All of those trends are reflected in the list below. Many of these covers scream “1991!” LL Cool J raps Disney. Courtney Love shrieks Joni. Aretha Franklin tries to new jack swing. A spate of early tribute albums (in fact, last year I wrote a 33 1/3 book about a 1991 tribute album). Other covers are more timeless, from veteran artists doing great work several decades into their careers, or way-underground artists who never even approached the mainstream. The only criteria was quality. Thirty years later, these 50 covers Hole-d up the best.
Check out the list starting on Page 2, and stay tuned for the best covers of this year coming in December.
Most people known Joni Mitchell’s “Woodstock” by the famous cover by Crosby, Stills, Nash and Young. Though Mitchell was connected to CSNY because she was dating Nash at the time, the two versions sound quite different; Mitchell’s is quiet and only features her vocals and a piano, whereas the CSNY version is bombastic and aggressive, featuring typically barbed playing from Neil Young and the band’s trademark harmonies on the chorus. It’s no surprise that many covers follow the CSNY version, as it’s far more well known.
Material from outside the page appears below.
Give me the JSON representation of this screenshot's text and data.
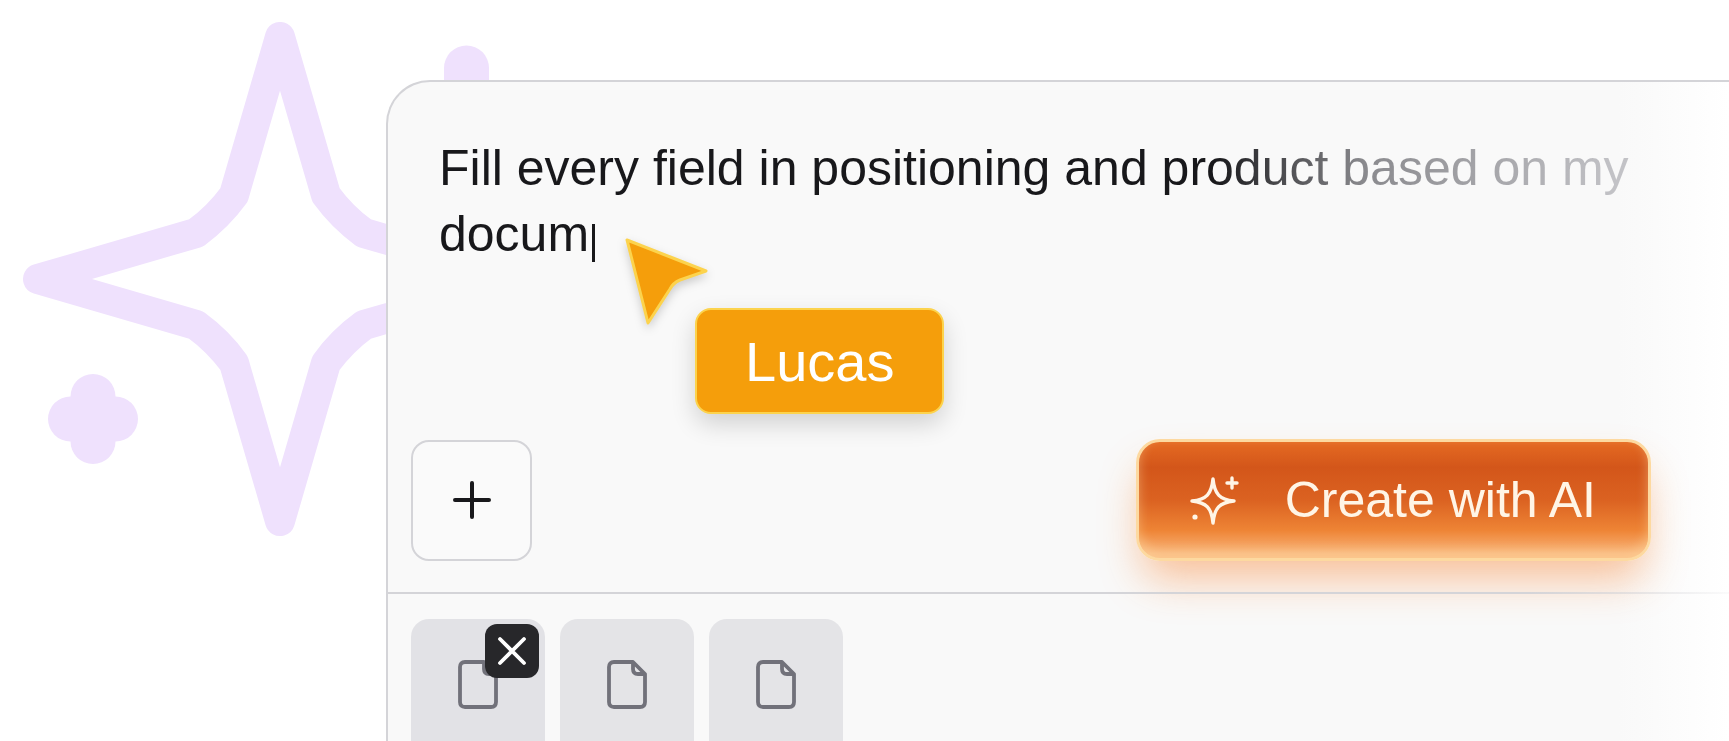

Singer-songwriter Chelsea Wolfe is mostly known for her distinct fusion of folk music with more extreme forms of music such as industrial, doom metal and drone. These are not styles you think of when you think of the hippies or either version of “Woodstock,” but Wolfe has chosen Mitchell’s version as her inspiration on a new cover.Continue reading »
Brandi Carlile has added to her slew of Joni Mitchell covers with a live version of “Woodstock,” performed for SiriusXM’s Small Stage concert series. Previously, Carlile has performed Mitchell’s landmark album Blue in its entirety at Disney Hall in L.A. in 2019.
In the liner notes for Blue’s 50th anniversary release, she wrote; “Blue didn’t make me a better songwriter. Blue made me a better woman… No matter what we are dealing with in these times we can rejoice and know that of all the ages we could have lived through, we lived in the time of Joni Mitchell.”Continue reading »
When he’s not busy picking fights with next-gen rockers, David Crosby continues to make singular, beautiful music. The folk rock legend has had a prolific run of five solo album releases since 2014, many of them in collaboration with a cadre of younger, progressive, genre-roving musicians — among them, members of Snarky Puppy, Becca Stevens, Cory Henry and his own son, producer James Raymond. Crosby pushes forth with an open mind and spirit (and another cross-generational collaboration) on his latest release: a stirring cover of Joni Mitchell’s “For Free,” featuring singer-songwriter Sarah Jarosz on duet vocals. Continue reading »